Red Emma searches the corporate campus searching for news, for corroboration, not to mention looking for voter registration tables or any other behaviors of resistance to the operation of the machine. Rebuffing efforts to recruit him into a sorority or pledge his love for Jesus, he does his best to frighten the woman-hating anti-abortion rights pamphleteers and tries very hard indeed to make the Obectivist boys cry by teasing them about their cultish lunatic leader, the undead Ms. Rand. Some fun!
Along the way, Red picks up a copy of New University, historically a pretty weak student-run paper. The problem (like you needed another one) with New U is that its MO for reporting news and features is to mimic, slavishly, the presumed tradition of much bigger—and dying—papers, presumably to teach students to be like the now laid-off reporters who used to work at, say, the Los Angeles Times and OC Register.

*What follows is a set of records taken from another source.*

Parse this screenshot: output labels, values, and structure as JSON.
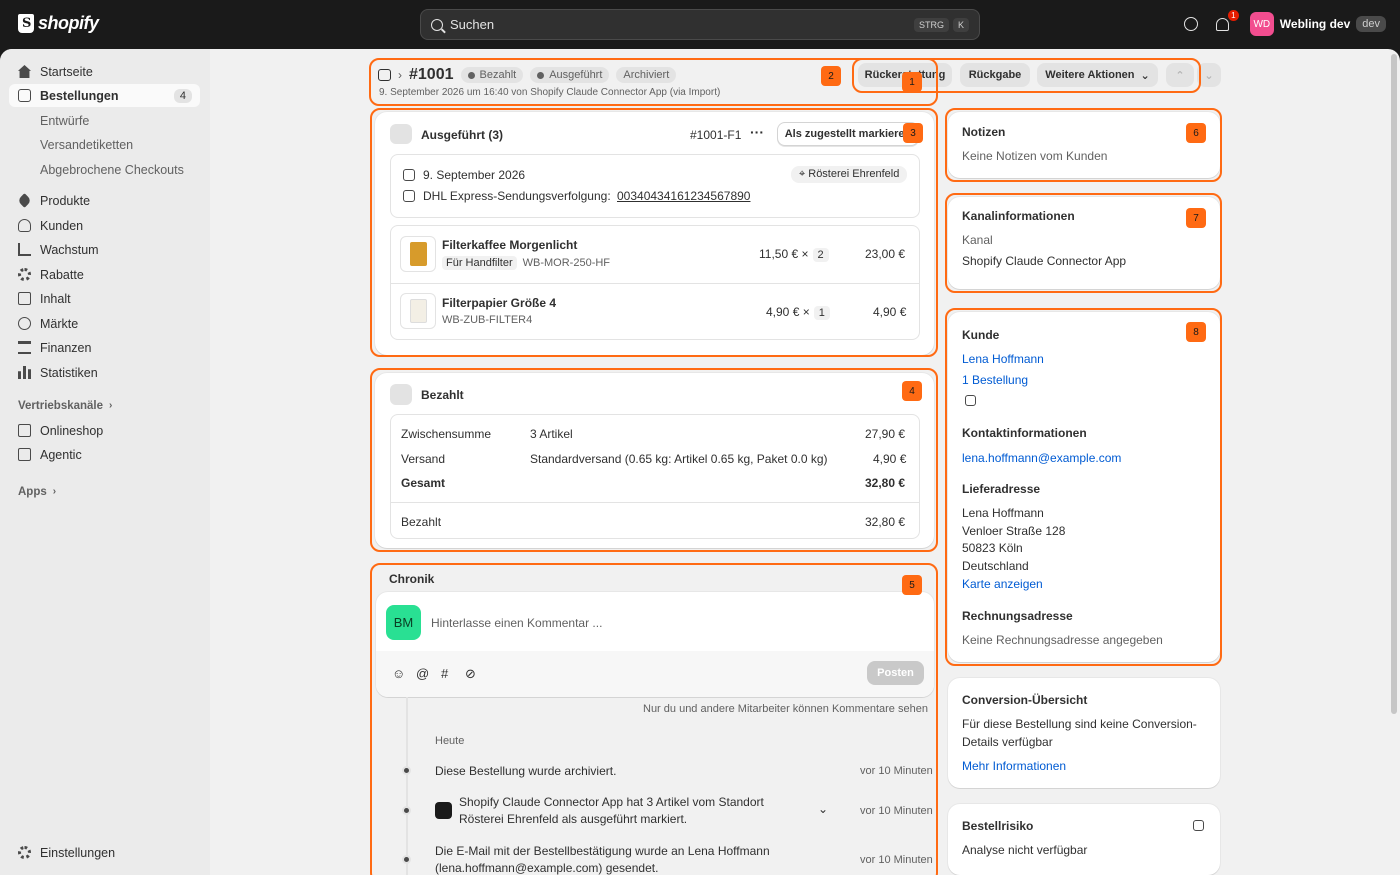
{
  "topbar": {
    "logo_text": "shopify",
    "search_placeholder": "Suchen",
    "kbd_1": "STRG",
    "kbd_2": "K",
    "notification_count": "1",
    "user_initials": "WD",
    "user_name": "Webling dev",
    "env_badge": "dev"
  },
  "sidebar": {
    "home": "Startseite",
    "orders": "Bestellungen",
    "orders_count": "4",
    "drafts": "Entwürfe",
    "shipping_labels": "Versandetiketten",
    "abandoned": "Abgebrochene Checkouts",
    "products": "Produkte",
    "customers": "Kunden",
    "growth": "Wachstum",
    "discounts": "Rabatte",
    "content": "Inhalt",
    "markets": "Märkte",
    "finance": "Finanzen",
    "analytics": "Statistiken",
    "sales_channels": "Vertriebskanäle",
    "online_store": "Onlineshop",
    "agentic": "Agentic",
    "apps": "Apps",
    "settings": "Einstellungen"
  },
  "order": {
    "number": "#1001",
    "badge_paid": "Bezahlt",
    "badge_fulfilled": "Ausgeführt",
    "badge_archived": "Archiviert",
    "subtitle": "9. September 2026 um 16:40 von Shopify Claude Connector App (via Import)",
    "btn_refund": "Rückerstattung",
    "btn_return": "Rückgabe",
    "btn_more": "Weitere Aktionen"
  },
  "fulfillment": {
    "title": "Ausgeführt (3)",
    "id": "#1001-F1",
    "mark_delivered": "Als zugestellt markieren",
    "date": "9. September 2026",
    "location": "Rösterei Ehrenfeld",
    "tracking_label": "DHL Express-Sendungsverfolgung:",
    "tracking_number": "00340434161234567890",
    "items": [
      {
        "name": "Filterkaffee Morgenlicht",
        "variant": "Für Handfilter",
        "sku": "WB-MOR-250-HF",
        "price": "11,50 €",
        "times": "×",
        "qty": "2",
        "total": "23,00 €"
      },
      {
        "name": "Filterpapier Größe 4",
        "variant": "",
        "sku": "WB-ZUB-FILTER4",
        "price": "4,90 €",
        "times": "×",
        "qty": "1",
        "total": "4,90 €"
      }
    ]
  },
  "payment": {
    "title": "Bezahlt",
    "subtotal_label": "Zwischensumme",
    "subtotal_desc": "3 Artikel",
    "subtotal_value": "27,90 €",
    "shipping_label": "Versand",
    "shipping_desc": "Standardversand (0.65 kg: Artikel 0.65 kg, Paket 0.0 kg)",
    "shipping_value": "4,90 €",
    "total_label": "Gesamt",
    "total_value": "32,80 €",
    "paid_label": "Bezahlt",
    "paid_value": "32,80 €"
  },
  "timeline": {
    "title": "Chronik",
    "avatar": "BM",
    "comment_placeholder": "Hinterlasse einen Kommentar ...",
    "post_button": "Posten",
    "visibility_note": "Nur du und andere Mitarbeiter können Kommentare sehen",
    "today": "Heute",
    "events": [
      {
        "text": "Diese Bestellung wurde archiviert.",
        "time": "vor 10 Minuten"
      },
      {
        "text_1": "Shopify Claude Connector App hat 3 Artikel vom Standort",
        "text_2": "Rösterei Ehrenfeld als ausgeführt markiert.",
        "time": "vor 10 Minuten"
      },
      {
        "text_1": "Die E-Mail mit der Bestellbestätigung wurde an Lena Hoffmann",
        "text_2": "(lena.hoffmann@example.com) gesendet.",
        "time": "vor 10 Minuten"
      }
    ]
  },
  "notes": {
    "title": "Notizen",
    "empty": "Keine Notizen vom Kunden"
  },
  "channel": {
    "title": "Kanalinformationen",
    "label": "Kanal",
    "value": "Shopify Claude Connector App"
  },
  "customer": {
    "title": "Kunde",
    "name": "Lena Hoffmann",
    "orders": "1 Bestellung",
    "contact_title": "Kontaktinformationen",
    "email": "lena.hoffmann@example.com",
    "shipping_title": "Lieferadresse",
    "addr_name": "Lena Hoffmann",
    "addr_street": "Venloer Straße 128",
    "addr_city": "50823 Köln",
    "addr_country": "Deutschland",
    "map_link": "Karte anzeigen",
    "billing_title": "Rechnungsadresse",
    "billing_empty": "Keine Rechnungsadresse angegeben"
  },
  "conversion": {
    "title": "Conversion-Übersicht",
    "text_1": "Für diese Bestellung sind keine Conversion-",
    "text_2": "Details verfügbar",
    "link": "Mehr Informationen"
  },
  "risk": {
    "title": "Bestellrisiko",
    "text": "Analyse nicht verfügbar"
  },
  "markers": [
    "1",
    "2",
    "3",
    "4",
    "5",
    "6",
    "7",
    "8"
  ],
  "colors": {
    "highlight": "#ff6a13",
    "link": "#005bd3",
    "avatar_bm": "#29e093",
    "avatar_wd": "#f24d8f"
  }
}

This totally inappropriate model flies in the face of the opportunity, unique to an institutionally supported news outlet, to claim a necessary role. These papers could find stories that nobody else is covering. They could investigate and muckrake and even teach students about actual policy instead of covering–I kid you not!–world news, reviewing yogurt stands, or rewriting corporate media press releases, all of which nobody reads anyway except Red, who apparently needs something to get pissed off about.
It doesn’t have to be like that. And, happily, Red Emma is here to report that, in recent weeks, it hasn’t been. Under the editorial direction of one Gregory Yee, the paper actually reflects what is happening in the system. Yee and his stalwarts at New U have, despite the no doubt overwhelming pressure of the status quo, in three consecutive recent weeks transformed at least the front page of the newspaper into an aggressive presentation of what is unarguably THE story–student protests, budget cuts, Regent foolishness, Occupy resistance–along with writing some brave editorials and featuring a couple of thoughtful commentaries. Yippee!

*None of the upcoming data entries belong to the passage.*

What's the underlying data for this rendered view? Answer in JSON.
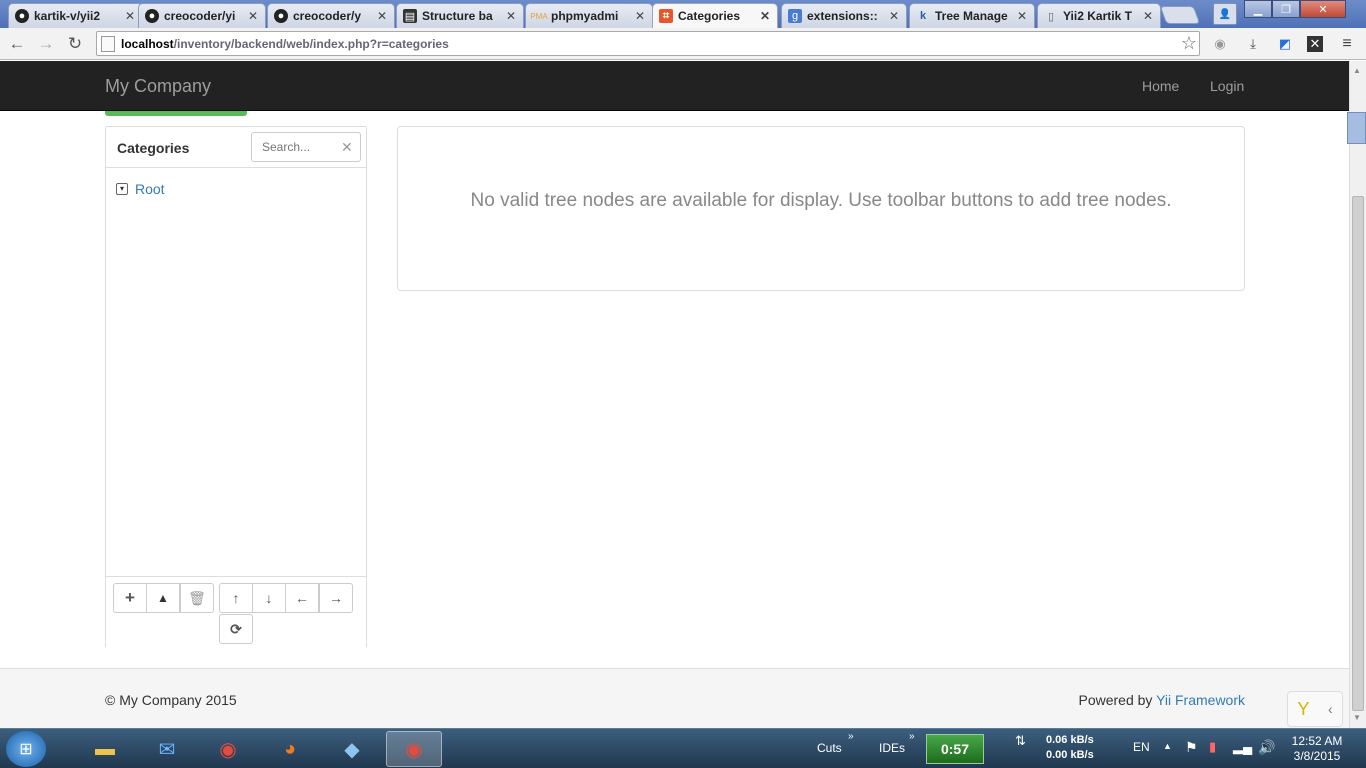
{
  "browser": {
    "tabs": [
      {
        "label": "kartik-v/yii2",
        "icon": "github-icon"
      },
      {
        "label": "creocoder/yi",
        "icon": "github-icon"
      },
      {
        "label": "creocoder/y",
        "icon": "github-icon"
      },
      {
        "label": "Structure ba",
        "icon": "document-icon"
      },
      {
        "label": "phpmyadmi",
        "icon": "phpmyadmin-icon"
      },
      {
        "label": "Categories",
        "icon": "yii-icon"
      },
      {
        "label": "extensions::",
        "icon": "google-icon"
      },
      {
        "label": "Tree Manage",
        "icon": "krajee-icon"
      },
      {
        "label": "Yii2 Kartik T",
        "icon": "page-icon"
      }
    ],
    "url_host": "localhost",
    "url_path": "/inventory/backend/web/index.php?r=categories"
  },
  "navbar": {
    "brand": "My Company",
    "links": [
      "Home",
      "Login"
    ]
  },
  "tree": {
    "title": "Categories",
    "search_placeholder": "Search...",
    "root_label": "Root",
    "toolbar": [
      "add-icon",
      "add-root-icon",
      "trash-icon",
      "arrow-up-icon",
      "arrow-down-icon",
      "arrow-left-icon",
      "arrow-right-icon",
      "refresh-icon"
    ]
  },
  "detail": {
    "message": "No valid tree nodes are available for display. Use toolbar buttons to add tree nodes."
  },
  "footer": {
    "copyright": "© My Company 2015",
    "powered_prefix": "Powered by ",
    "powered_link": "Yii Framework"
  },
  "taskbar": {
    "cuts": "Cuts",
    "ides": "IDEs",
    "timer": "0:57",
    "up_speed": "0.06 kB/s",
    "down_speed": "0.00 kB/s",
    "lang": "EN",
    "time": "12:52 AM",
    "date": "3/8/2015"
  },
  "colors": {
    "navbar_bg": "#222222",
    "link": "#337ab7",
    "success": "#5cb85c"
  }
}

The old university of estrangement, tunnel vision, obliviousness lately seems dead. Long live the new New University! – RE
The program has a “magazine of literary journalism”—Kiosk—and one of Jason’s pieces was selected for inclusion in the latest issue. He was also among the few contributors asked to read from his work at last night's event (Brian and Me).
Pretty wonderful stuff. Check it out.
Upon graduation, Jason landed a very cool job writing for an online publication. He has literary projects in the works that promise big things. We couldn't be happier for him! –BvT